Last year the Associated Press found that most states do not enforce athlete-agent regulations; however, Texas was found to be one of the few states that consistently enforced such legislation. In fact, in the last two years, Texas has levied over $17,000.00 in fines based on prohibited athlete-agent conduct. On May 16, 2011, Texas Representative Harold Dutton’s and Texas Senator Royce West’s bill to more heavily fine athlete-agents was passed by the Texas Senate. If signed by Texas Governor Rick Perry, Texas will have the most stringent athlete-agent laws in the country.

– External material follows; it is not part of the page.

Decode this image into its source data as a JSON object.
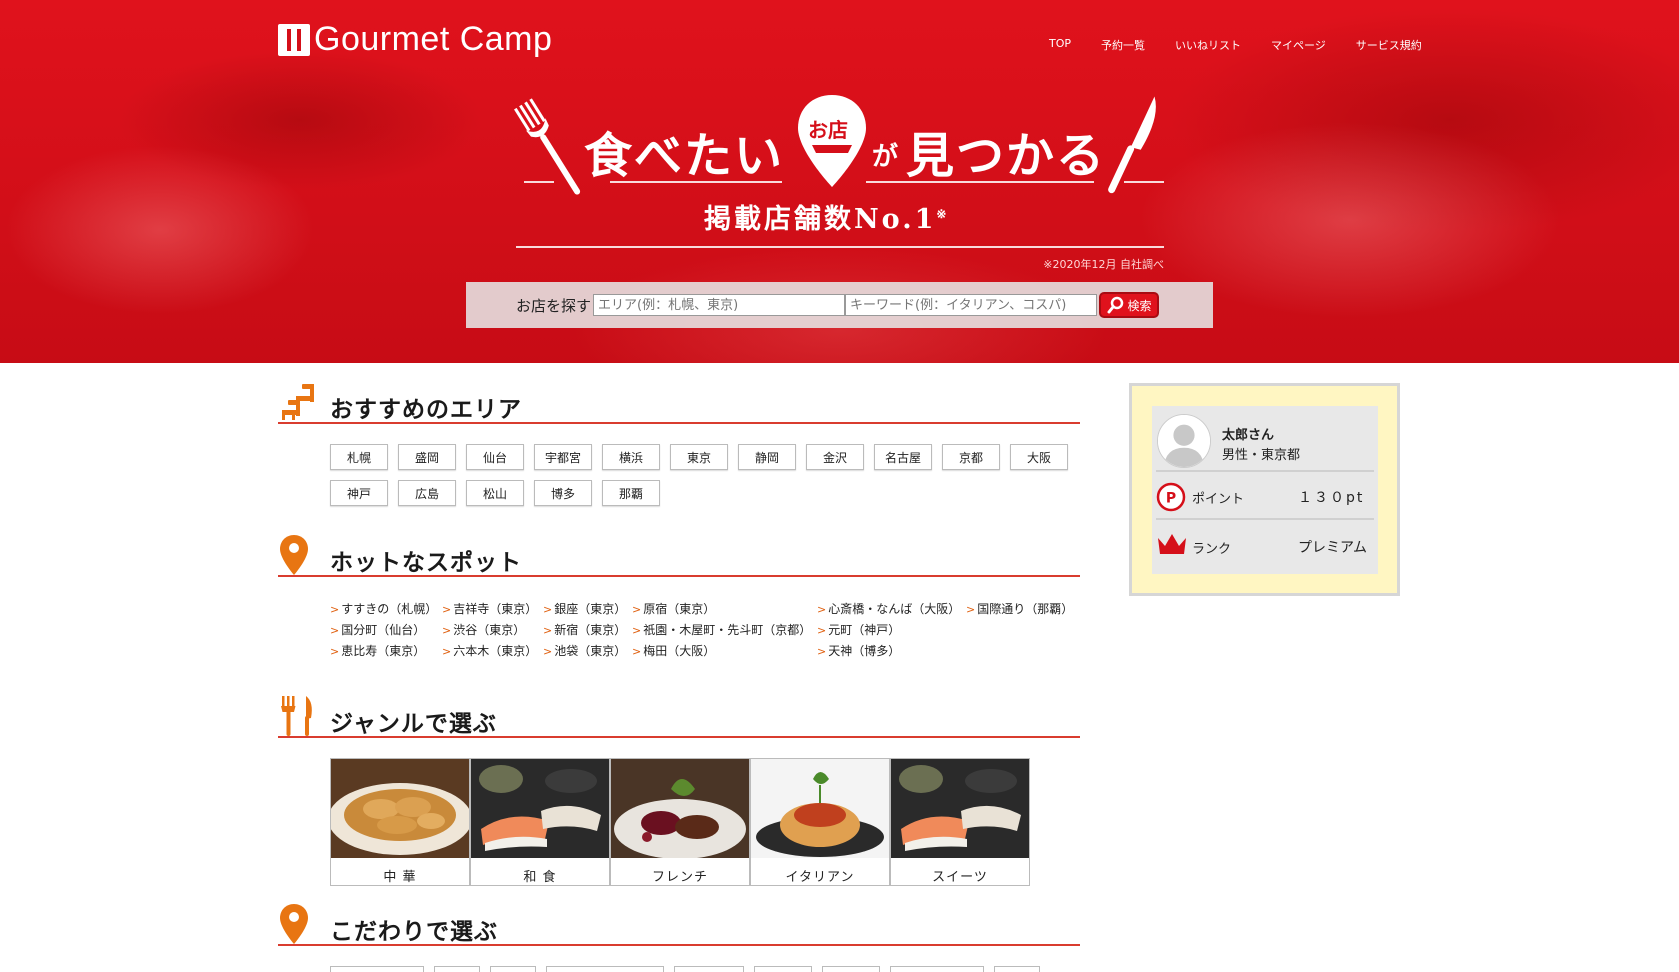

Representative Dutton and Senator West indicated they want Texas athlete-agent laws to have muscle and want agents to think twice before violating state law. As a result, the bill calls for a felony conviction and up to ten years in prison if an athlete-agent or runner lures an athlete into a contract that would cause him/her to lose their intercollegiate athletic eligibility. This would substantially change Section 2501.501 of the Texas Occupation Code, which calls for a Class A misdemeanor if an athlete-agent performs a prohibited act. Additionally, the bill requires an agent to post a $50,000 bond, be certified by a national professional sports association, bans athlete-agents from providing anything of value to an athlete or his/her family before his/her college eligibility is exhausted, and requires individuals to register as agents (rather than a corporate entity).